Wisconsin Town Votes for Permit Moratorium

The Trempealeau County, Wis., Board in Whitehall voted 12-0 to not consider any new silica-sand removal permits for a year, according to the Pierce County

Existing sites will not be allowed to expand, either, while county officials study the impact of frac-sand mining on people’s health. County environmental director Kevin Lien says the public has questions that local officials cannot answer. The moratorium’s author, Supervisor Sally Miller, says it will slow things down and quote, “give us a chance to catch our breath.”

Trempealeau County has 10 frac-sand mines operating, and 16 other sites are in various stages of development after getting permits. Those sites cover more than 4,700 acres. The Minneapolis Star-Tribune says Trempealeau County has issued more frac-sand mining permits in the last 36 months than any other county in both Wisconsin and Minnesota. Wisconsin alone has over 100 facilities.

Supervisor Miller recently complained that fellow County Board member David Suchla broke ethics laws by engaging in his own proposed frac-sand operation with a Texas firm.
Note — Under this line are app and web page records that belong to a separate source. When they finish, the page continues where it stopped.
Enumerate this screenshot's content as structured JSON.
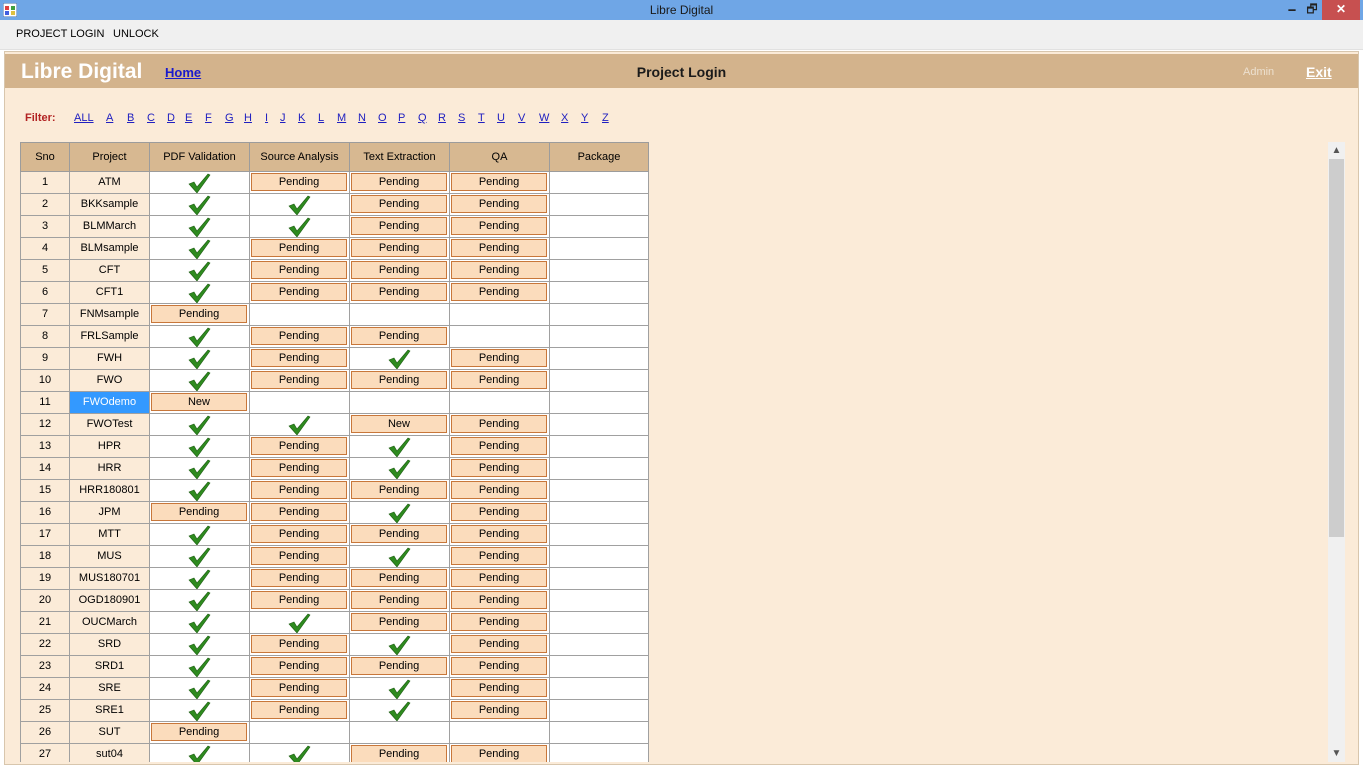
{
  "window": {
    "title": "Libre Digital",
    "min": "🗕",
    "max": "🗗",
    "close": "✕"
  },
  "menu": {
    "items": [
      "PROJECT LOGIN",
      "UNLOCK"
    ]
  },
  "header": {
    "brand": "Libre Digital",
    "home": "Home",
    "page_title": "Project Login",
    "admin": "Admin",
    "exit": "Exit"
  },
  "filter": {
    "label": "Filter:",
    "letters": [
      "ALL",
      "A",
      "B",
      "C",
      "D",
      "E",
      "F",
      "G",
      "H",
      "I",
      "J",
      "K",
      "L",
      "M",
      "N",
      "O",
      "P",
      "Q",
      "R",
      "S",
      "T",
      "U",
      "V",
      "W",
      "X",
      "Y",
      "Z"
    ]
  },
  "table": {
    "columns": [
      "Sno",
      "Project",
      "PDF Validation",
      "Source Analysis",
      "Text Extraction",
      "QA",
      "Package"
    ],
    "selected_row": 11,
    "rows": [
      [
        "1",
        "ATM",
        "check",
        "Pending",
        "Pending",
        "Pending",
        ""
      ],
      [
        "2",
        "BKKsample",
        "check",
        "check",
        "Pending",
        "Pending",
        ""
      ],
      [
        "3",
        "BLMMarch",
        "check",
        "check",
        "Pending",
        "Pending",
        ""
      ],
      [
        "4",
        "BLMsample",
        "check",
        "Pending",
        "Pending",
        "Pending",
        ""
      ],
      [
        "5",
        "CFT",
        "check",
        "Pending",
        "Pending",
        "Pending",
        ""
      ],
      [
        "6",
        "CFT1",
        "check",
        "Pending",
        "Pending",
        "Pending",
        ""
      ],
      [
        "7",
        "FNMsample",
        "Pending",
        "",
        "",
        "",
        ""
      ],
      [
        "8",
        "FRLSample",
        "check",
        "Pending",
        "Pending",
        "",
        ""
      ],
      [
        "9",
        "FWH",
        "check",
        "Pending",
        "check",
        "Pending",
        ""
      ],
      [
        "10",
        "FWO",
        "check",
        "Pending",
        "Pending",
        "Pending",
        ""
      ],
      [
        "11",
        "FWOdemo",
        "New",
        "",
        "",
        "",
        ""
      ],
      [
        "12",
        "FWOTest",
        "check",
        "check",
        "New",
        "Pending",
        ""
      ],
      [
        "13",
        "HPR",
        "check",
        "Pending",
        "check",
        "Pending",
        ""
      ],
      [
        "14",
        "HRR",
        "check",
        "Pending",
        "check",
        "Pending",
        ""
      ],
      [
        "15",
        "HRR180801",
        "check",
        "Pending",
        "Pending",
        "Pending",
        ""
      ],
      [
        "16",
        "JPM",
        "Pending",
        "Pending",
        "check",
        "Pending",
        ""
      ],
      [
        "17",
        "MTT",
        "check",
        "Pending",
        "Pending",
        "Pending",
        ""
      ],
      [
        "18",
        "MUS",
        "check",
        "Pending",
        "check",
        "Pending",
        ""
      ],
      [
        "19",
        "MUS180701",
        "check",
        "Pending",
        "Pending",
        "Pending",
        ""
      ],
      [
        "20",
        "OGD180901",
        "check",
        "Pending",
        "Pending",
        "Pending",
        ""
      ],
      [
        "21",
        "OUCMarch",
        "check",
        "check",
        "Pending",
        "Pending",
        ""
      ],
      [
        "22",
        "SRD",
        "check",
        "Pending",
        "check",
        "Pending",
        ""
      ],
      [
        "23",
        "SRD1",
        "check",
        "Pending",
        "Pending",
        "Pending",
        ""
      ],
      [
        "24",
        "SRE",
        "check",
        "Pending",
        "check",
        "Pending",
        ""
      ],
      [
        "25",
        "SRE1",
        "check",
        "Pending",
        "check",
        "Pending",
        ""
      ],
      [
        "26",
        "SUT",
        "Pending",
        "",
        "",
        "",
        ""
      ],
      [
        "27",
        "sut04",
        "check",
        "check",
        "Pending",
        "Pending",
        ""
      ]
    ]
  },
  "colors": {
    "header_bg": "#d3b38c",
    "content_bg": "#fbebd8",
    "pill_bg": "#fbdcbc",
    "pill_border": "#c8773a",
    "selected": "#3399ff",
    "check": "#2e8b1f"
  },
  "icons": {
    "check": "check-icon",
    "scroll_up": "scroll-up-icon",
    "scroll_down": "scroll-down-icon"
  }
}
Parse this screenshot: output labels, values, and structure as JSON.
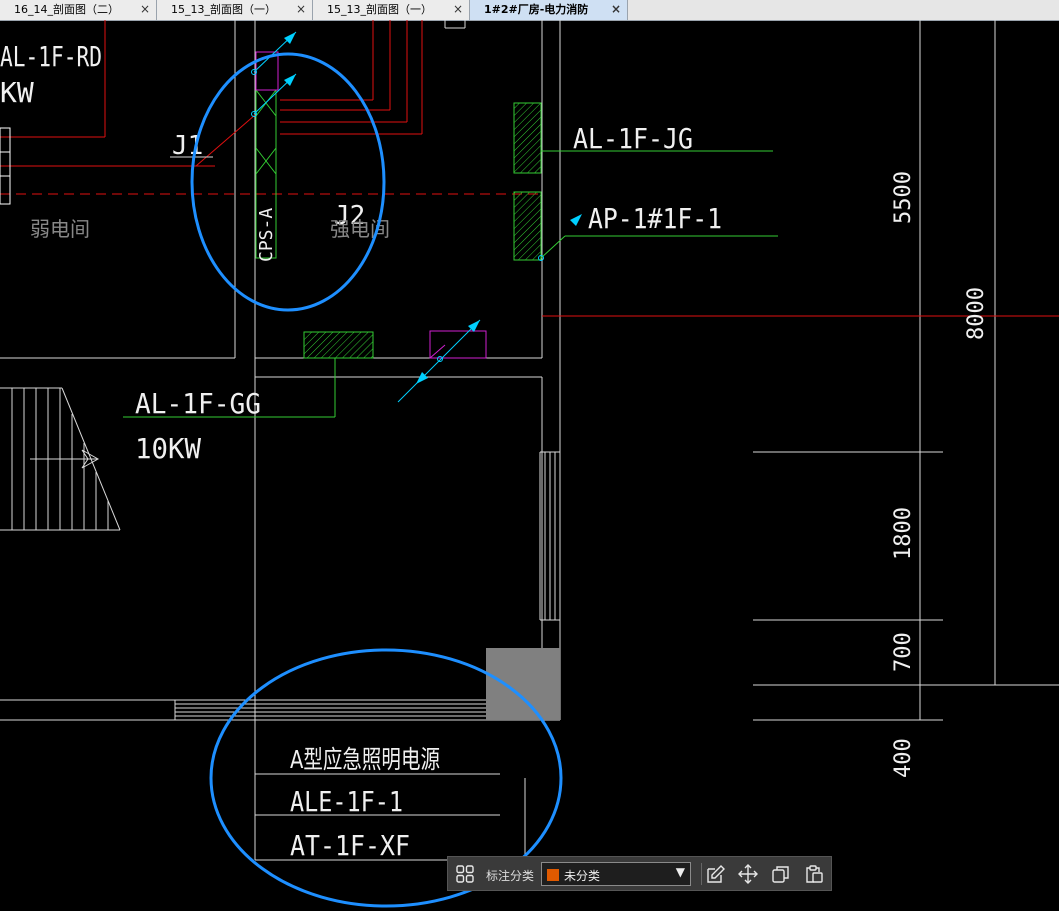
{
  "tabs": [
    {
      "label": "16_14_剖面图（二）",
      "close": "×"
    },
    {
      "label": "15_13_剖面图（一）",
      "close": "×"
    },
    {
      "label": "15_13_剖面图（一）",
      "close": "×"
    },
    {
      "label": "1#2#厂房-电力消防",
      "close": "×",
      "active": true
    }
  ],
  "drawing": {
    "labels": {
      "al_1f_rd": "AL-1F-RD",
      "kw_top": "KW",
      "j1": "J1",
      "j2": "J2",
      "ruodianjian": "弱电间",
      "qiangdianjian": "强电间",
      "cps": "CPS-A",
      "al_1f_jg": "AL-1F-JG",
      "ap_1f_1": "AP-1#1F-1",
      "al_1f_gg": "AL-1F-GG",
      "kw_10": "10KW",
      "emergency": "A型应急照明电源",
      "ale_1f_1": "ALE-1F-1",
      "at_1f_xf": "AT-1F-XF"
    },
    "dimensions": {
      "d5500": "5500",
      "d8000": "8000",
      "d1800": "1800",
      "d700": "700",
      "d400": "400"
    }
  },
  "toolbar": {
    "category_label": "标注分类",
    "category_value": "未分类",
    "category_color": "#e05a00",
    "icons": [
      "grid-icon",
      "edit-icon",
      "move-icon",
      "copy-icon",
      "paste-icon"
    ]
  },
  "colors": {
    "tab_bar": "#e6e6e6",
    "tab_active": "#cfe0f3",
    "canvas": "#000000",
    "wall": "#d8d8d8",
    "red_wire": "#e01010",
    "green_wire": "#33cc33",
    "magenta": "#d020d0",
    "cyan": "#00d0ff",
    "highlight_circle": "#1e8fff"
  }
}
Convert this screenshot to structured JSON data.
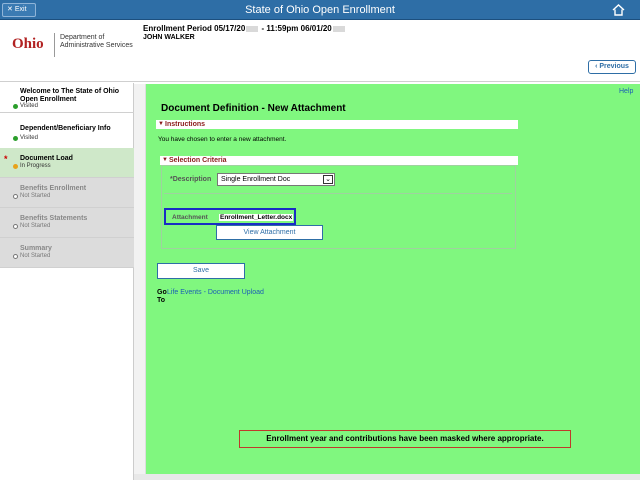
{
  "topbar": {
    "exit_label": "Exit",
    "title": "State of Ohio Open Enrollment",
    "accent": "#2e6ea6"
  },
  "header": {
    "logo_text": "Ohio",
    "logo_dept_line1": "Department of",
    "logo_dept_line2": "Administrative Services",
    "period_prefix": "Enrollment Period 05/17/20",
    "period_mid": " - 11:59pm 06/01/20",
    "person": "JOHN WALKER",
    "previous_label": "Previous"
  },
  "sidebar": {
    "items": [
      {
        "label_line1": "Welcome to The State of Ohio",
        "label_line2": "Open Enrollment",
        "status": "Visited"
      },
      {
        "label_line1": "Dependent/Beneficiary Info",
        "label_line2": "",
        "status": "Visited"
      },
      {
        "label_line1": "Document Load",
        "label_line2": "",
        "status": "In Progress"
      },
      {
        "label_line1": "Benefits Enrollment",
        "label_line2": "",
        "status": "Not Started"
      },
      {
        "label_line1": "Benefits Statements",
        "label_line2": "",
        "status": "Not Started"
      },
      {
        "label_line1": "Summary",
        "label_line2": "",
        "status": "Not Started"
      }
    ],
    "required_marker": "*"
  },
  "main": {
    "help_label": "Help",
    "page_title": "Document Definition - New Attachment",
    "instructions_header": "Instructions",
    "instructions_text": "You have chosen to enter a new attachment.",
    "criteria_header": "Selection Criteria",
    "description_label": "*Description",
    "description_value": "Single Enrollment Doc",
    "attachment_label": "Attachment",
    "attachment_value": "Enrollment_Letter.docx",
    "view_attachment_label": "View Attachment",
    "save_label": "Save",
    "goto_line1": "Go",
    "goto_line2": "To",
    "goto_link": "Life Events - Document Upload",
    "mask_notice": "Enrollment year and contributions have been masked where appropriate.",
    "background": "#80f77f"
  }
}
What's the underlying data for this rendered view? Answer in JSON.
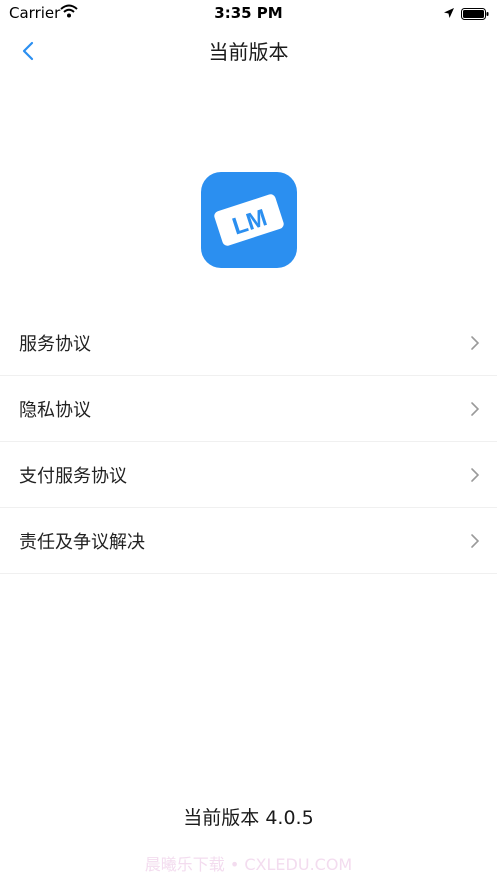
{
  "status_bar": {
    "carrier": "Carrier",
    "time": "3:35 PM",
    "icons": [
      "wifi-icon",
      "location-arrow-icon",
      "battery-icon"
    ]
  },
  "nav": {
    "title": "当前版本",
    "back_icon": "chevron-left-icon",
    "accent_color": "#2b8ff0"
  },
  "logo": {
    "text": "LM",
    "background_color": "#2b8ff0"
  },
  "menu": {
    "items": [
      {
        "label": "服务协议"
      },
      {
        "label": "隐私协议"
      },
      {
        "label": "支付服务协议"
      },
      {
        "label": "责任及争议解决"
      }
    ],
    "chevron_icon": "chevron-right-icon"
  },
  "footer": {
    "version_text": "当前版本 4.0.5",
    "watermark": "晨曦乐下载 • CXLEDU.COM"
  }
}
Suchla admits being in the frac-sand business but said he has not violated anything. A prosecutor in nearby La Crosse is investigating.